Getting kids excited about coding is the easy part. What about the stuff that administrators and educators must worry about -- funding, teacher development, curriculum, connection to standards? And, where do you fit this "coding class" in a school day?

One school district, Los Altos School District (LASD) in the heart of Silicon Valley, Calif., may have some of these answers. They've been growing their coding program over the last four years and have begun answering many of these questions. LASD started like most educational programs in any district: small, with one teacher (me), one class, in one school -- and then grew it based on results. After the success of digital art as an art unit in one school, an entire district-wide program called Digital Design in 2009 was created. This weekly Digital Design class gave every student in 4th-6th grade an opportunity to be creative using digital medium. Students worked on 2D vector art, 3D designs and art through programming using MIT’s Scratch.

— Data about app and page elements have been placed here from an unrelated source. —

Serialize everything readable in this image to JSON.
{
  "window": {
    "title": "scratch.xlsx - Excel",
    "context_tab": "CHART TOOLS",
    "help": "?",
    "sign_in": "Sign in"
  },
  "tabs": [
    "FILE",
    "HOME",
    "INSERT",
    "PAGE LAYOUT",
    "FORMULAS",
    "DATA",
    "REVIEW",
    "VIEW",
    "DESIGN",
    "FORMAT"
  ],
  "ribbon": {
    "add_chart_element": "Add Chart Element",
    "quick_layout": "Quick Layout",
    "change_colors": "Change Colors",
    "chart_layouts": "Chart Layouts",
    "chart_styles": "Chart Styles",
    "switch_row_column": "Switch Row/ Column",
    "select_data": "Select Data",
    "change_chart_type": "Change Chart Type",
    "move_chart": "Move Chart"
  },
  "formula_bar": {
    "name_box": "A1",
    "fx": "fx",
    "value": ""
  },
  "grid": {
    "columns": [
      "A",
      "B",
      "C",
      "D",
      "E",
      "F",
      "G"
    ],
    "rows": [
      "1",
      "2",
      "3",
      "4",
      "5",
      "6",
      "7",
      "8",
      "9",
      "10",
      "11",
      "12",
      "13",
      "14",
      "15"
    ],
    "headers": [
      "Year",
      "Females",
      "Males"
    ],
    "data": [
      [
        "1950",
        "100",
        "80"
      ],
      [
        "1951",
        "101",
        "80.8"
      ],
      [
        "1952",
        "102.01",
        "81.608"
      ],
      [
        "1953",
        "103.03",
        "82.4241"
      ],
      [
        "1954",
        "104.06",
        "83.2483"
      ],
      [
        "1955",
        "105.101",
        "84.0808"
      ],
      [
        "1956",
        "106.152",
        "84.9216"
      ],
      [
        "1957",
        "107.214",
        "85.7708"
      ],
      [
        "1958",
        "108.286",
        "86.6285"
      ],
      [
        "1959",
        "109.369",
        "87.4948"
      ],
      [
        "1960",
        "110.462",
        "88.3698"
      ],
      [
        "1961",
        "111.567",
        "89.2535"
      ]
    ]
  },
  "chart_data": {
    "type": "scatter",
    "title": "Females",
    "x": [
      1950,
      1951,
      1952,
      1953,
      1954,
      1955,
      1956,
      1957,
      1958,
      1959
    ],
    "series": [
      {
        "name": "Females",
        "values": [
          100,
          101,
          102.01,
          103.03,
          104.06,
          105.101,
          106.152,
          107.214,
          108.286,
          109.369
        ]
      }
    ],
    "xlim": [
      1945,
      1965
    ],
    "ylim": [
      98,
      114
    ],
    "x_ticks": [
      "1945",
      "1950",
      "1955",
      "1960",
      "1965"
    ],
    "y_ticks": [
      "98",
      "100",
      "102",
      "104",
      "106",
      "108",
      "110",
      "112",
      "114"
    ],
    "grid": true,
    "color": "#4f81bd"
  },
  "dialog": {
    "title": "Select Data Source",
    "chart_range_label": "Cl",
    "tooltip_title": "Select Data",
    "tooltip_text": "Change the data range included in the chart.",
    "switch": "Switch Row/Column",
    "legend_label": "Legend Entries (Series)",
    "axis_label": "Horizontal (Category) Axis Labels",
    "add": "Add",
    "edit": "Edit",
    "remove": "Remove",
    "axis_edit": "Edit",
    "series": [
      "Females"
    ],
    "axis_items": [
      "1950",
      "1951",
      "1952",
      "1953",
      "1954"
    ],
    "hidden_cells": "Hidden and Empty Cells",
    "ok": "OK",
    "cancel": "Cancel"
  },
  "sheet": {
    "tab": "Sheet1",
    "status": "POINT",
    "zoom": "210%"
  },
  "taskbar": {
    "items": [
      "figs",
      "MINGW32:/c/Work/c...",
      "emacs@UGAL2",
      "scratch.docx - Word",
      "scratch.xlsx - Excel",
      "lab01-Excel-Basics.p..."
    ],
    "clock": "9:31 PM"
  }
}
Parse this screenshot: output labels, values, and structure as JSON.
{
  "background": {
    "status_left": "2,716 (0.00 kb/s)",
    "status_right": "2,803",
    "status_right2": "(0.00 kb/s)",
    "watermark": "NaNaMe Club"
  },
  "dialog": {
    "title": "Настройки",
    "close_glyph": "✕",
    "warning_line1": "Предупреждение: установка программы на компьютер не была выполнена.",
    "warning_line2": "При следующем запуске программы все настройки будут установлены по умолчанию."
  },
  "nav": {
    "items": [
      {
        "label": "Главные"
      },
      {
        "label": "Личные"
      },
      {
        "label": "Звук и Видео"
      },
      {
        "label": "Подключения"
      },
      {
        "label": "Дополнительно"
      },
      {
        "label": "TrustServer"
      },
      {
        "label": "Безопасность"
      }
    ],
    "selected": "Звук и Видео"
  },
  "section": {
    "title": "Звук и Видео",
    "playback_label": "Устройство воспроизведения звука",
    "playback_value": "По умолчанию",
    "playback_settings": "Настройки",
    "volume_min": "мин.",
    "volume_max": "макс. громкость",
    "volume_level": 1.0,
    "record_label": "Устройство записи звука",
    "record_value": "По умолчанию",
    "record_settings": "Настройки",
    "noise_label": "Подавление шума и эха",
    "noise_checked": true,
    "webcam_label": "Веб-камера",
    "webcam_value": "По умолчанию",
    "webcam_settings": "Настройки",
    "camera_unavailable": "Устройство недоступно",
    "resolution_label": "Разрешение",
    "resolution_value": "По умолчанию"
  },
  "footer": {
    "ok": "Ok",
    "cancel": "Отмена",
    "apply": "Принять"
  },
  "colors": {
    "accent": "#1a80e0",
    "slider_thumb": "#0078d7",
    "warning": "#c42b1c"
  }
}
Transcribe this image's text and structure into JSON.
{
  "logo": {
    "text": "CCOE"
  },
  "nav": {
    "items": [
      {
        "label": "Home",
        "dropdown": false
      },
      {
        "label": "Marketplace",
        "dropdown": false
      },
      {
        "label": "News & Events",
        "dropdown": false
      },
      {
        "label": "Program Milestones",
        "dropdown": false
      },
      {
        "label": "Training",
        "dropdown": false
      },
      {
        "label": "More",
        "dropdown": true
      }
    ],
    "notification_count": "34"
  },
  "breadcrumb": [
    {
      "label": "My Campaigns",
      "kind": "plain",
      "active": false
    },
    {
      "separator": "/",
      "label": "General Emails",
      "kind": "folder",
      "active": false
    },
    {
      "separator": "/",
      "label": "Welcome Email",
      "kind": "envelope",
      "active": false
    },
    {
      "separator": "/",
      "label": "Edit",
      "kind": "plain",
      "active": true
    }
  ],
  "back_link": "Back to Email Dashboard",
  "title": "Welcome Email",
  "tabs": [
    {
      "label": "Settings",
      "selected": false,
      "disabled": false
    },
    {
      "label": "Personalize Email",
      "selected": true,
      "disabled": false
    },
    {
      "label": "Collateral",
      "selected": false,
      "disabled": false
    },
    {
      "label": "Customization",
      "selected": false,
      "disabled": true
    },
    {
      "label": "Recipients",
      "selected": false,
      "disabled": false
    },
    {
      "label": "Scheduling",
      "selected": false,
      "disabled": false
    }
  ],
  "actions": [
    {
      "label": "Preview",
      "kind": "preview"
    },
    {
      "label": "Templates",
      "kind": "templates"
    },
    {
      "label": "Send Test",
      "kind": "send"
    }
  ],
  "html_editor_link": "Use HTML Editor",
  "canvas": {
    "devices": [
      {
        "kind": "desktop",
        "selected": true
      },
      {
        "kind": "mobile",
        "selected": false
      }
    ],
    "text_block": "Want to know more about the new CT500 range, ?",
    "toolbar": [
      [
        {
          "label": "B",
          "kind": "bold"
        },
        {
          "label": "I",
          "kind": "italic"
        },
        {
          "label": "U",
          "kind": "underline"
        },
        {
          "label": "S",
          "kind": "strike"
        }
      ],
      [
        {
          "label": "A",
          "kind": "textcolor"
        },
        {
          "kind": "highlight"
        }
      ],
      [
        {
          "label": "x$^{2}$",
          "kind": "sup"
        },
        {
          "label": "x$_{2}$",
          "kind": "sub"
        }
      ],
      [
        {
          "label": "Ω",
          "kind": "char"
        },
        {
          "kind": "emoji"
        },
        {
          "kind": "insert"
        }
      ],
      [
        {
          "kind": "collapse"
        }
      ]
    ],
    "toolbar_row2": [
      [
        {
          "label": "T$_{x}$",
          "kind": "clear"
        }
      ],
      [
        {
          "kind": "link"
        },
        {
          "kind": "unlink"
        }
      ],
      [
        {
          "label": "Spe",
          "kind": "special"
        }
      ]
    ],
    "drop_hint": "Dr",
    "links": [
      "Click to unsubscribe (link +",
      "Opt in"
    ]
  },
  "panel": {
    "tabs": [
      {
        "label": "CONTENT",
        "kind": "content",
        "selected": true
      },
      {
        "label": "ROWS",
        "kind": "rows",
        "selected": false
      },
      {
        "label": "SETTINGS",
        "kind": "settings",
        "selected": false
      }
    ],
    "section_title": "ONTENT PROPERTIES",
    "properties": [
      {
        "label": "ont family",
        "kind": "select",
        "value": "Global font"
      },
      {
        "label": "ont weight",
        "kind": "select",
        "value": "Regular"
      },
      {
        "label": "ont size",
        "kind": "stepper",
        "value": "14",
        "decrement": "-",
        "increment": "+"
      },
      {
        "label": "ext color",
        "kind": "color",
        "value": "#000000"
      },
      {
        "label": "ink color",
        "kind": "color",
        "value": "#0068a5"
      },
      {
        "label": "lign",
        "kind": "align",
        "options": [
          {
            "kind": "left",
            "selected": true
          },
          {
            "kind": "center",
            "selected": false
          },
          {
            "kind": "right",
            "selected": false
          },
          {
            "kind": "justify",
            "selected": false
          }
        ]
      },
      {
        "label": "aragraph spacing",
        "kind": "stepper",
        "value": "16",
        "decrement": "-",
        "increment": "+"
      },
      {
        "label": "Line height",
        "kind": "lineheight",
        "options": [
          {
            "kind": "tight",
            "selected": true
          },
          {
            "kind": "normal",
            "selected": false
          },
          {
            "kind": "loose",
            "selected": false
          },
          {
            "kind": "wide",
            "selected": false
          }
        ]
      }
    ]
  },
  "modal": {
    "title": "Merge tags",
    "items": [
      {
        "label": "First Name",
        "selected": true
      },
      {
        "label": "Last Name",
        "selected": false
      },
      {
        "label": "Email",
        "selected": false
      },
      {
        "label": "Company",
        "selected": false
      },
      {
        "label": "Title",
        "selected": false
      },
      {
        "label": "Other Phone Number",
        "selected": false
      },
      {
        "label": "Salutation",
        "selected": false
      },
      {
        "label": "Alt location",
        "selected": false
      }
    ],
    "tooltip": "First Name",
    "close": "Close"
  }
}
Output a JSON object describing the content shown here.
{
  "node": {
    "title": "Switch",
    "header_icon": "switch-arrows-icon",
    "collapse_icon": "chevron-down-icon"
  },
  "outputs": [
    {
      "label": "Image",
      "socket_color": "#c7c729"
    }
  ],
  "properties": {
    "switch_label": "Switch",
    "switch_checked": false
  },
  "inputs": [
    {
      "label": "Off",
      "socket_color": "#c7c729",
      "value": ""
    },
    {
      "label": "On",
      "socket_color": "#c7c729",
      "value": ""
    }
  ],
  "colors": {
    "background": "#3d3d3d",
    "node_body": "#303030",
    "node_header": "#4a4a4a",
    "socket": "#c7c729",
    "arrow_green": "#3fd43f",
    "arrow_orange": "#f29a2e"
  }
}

After two years of a successful district-wide Digital Design class, LASD made an intentional decision to focus on the programming component and on sixth grade. The goal was to expose all students to computer science with a required class -- called CSTEM (the C stands for creativity, collaboration and computer science) -- and not wait until students encountered it as an elective in junior high or high school.

Sponsored

Sixth grade is a critical age to develop interest in STEM and computer programming areas, especially for girls. Research suggests that some of the strongest influences to attract girls to computing fields are early exposure as a required part of the curriculum and computing connections to broader areas of society. This premise may be working in LASD. One sixth-grade girl writes in her CSTEM notebook: "Before I started CSTEM class I thought it was only my older brother who was tech savvy, and I didn’t even want to try programming! But later I learned how to do it and it was easy! It was also fun, I want to learn if there are even bounds to what you can do with a computer."

FOSTERING A GOOD ATTITUDE

One of best parts of this program is the attitude students have developed to computer programming. They view code as a creative medium and programming as a social activity. Many refer to programming as difficult, but fun. "You should try coding!" one student said. "It's really fun, but I'm not promising that it's easy. It's really useful and it teaches you patience."

LASD students today are no different from the students Seymour Papert encountered about 30 years ago, when he showed us that children could program computers using Logo. They think of this work as what Papert referred to in his article as "hard fun."

LASDLegoWeDoScratch1

The other big success story from CSTEM is that there does not seem to be any big gender gap in computing. Both girls and boys enjoy programming at this age. The bigger challenge is to get some of them to stop coding and leave the lab when the class is over! Students often continue to work on projects at home, posting questions and fragments of code or links to finished work on Edmodo. Last year, LASD held its first coding competition with 20 percent participation from the students. The biggest surprise: More girls than boys competed in the coding competition with most of them entering a team project.

CSTEM uses a variety of projects to engage all students, from building a motherboard in 3D, using a text-based language like Processing to connect math and art, and making math video games using Scratch.

The LASD program has made an ongoing effort to involve the community with showcase events, newsletters to parents, and presenting at conferences (ISTE,CSTA, California 1st STEM conference). This has kept interest in program alive within the community and it has generously supported it through its parent-led education foundation. It does help that the district is situated in Silicon Valley and many parents are in the tech industry. However, with the national interest in teaching students coding this may now be easier in other districts as well.

This year, a new STEM teacher in each of the LASD elementary schools was funded, as well as professional development for these teachers to learn and teach computational thinking/early programming lessons to all students, beginning in kindergarten. The STEM teachers are not computer science majors but have embraced the opportunity to learn to code and are passing on their enthusiasm to their students, learning right along with them. Today, all LASD students have some exposure to code, using Bee-Bots in K-2, Lego WeDo and MIT’s Scratch in grades 3-5, JavaScript/Arduino/Scratch/Processing in grade 6 and a robotics elective in  grades 7-8.

What this program will look like next year is not yet known. However, as students put in their hour of code this week, they know there are many more fun hours of code coming right up.

Sponsored

Sheena Vaidyanathan teaches the 6th grade CSTEM Program at Los Altos School District.  You can find more information about her work here.

Volume
KQED Live
Live Stream
LATEST NEWSCAST
KQED
NPR
Live Stream information currently unavailable.
Share
LATEST NEWSCAST
KQED
NPR
KQED Live

Live Stream

Live Stream information currently unavailable.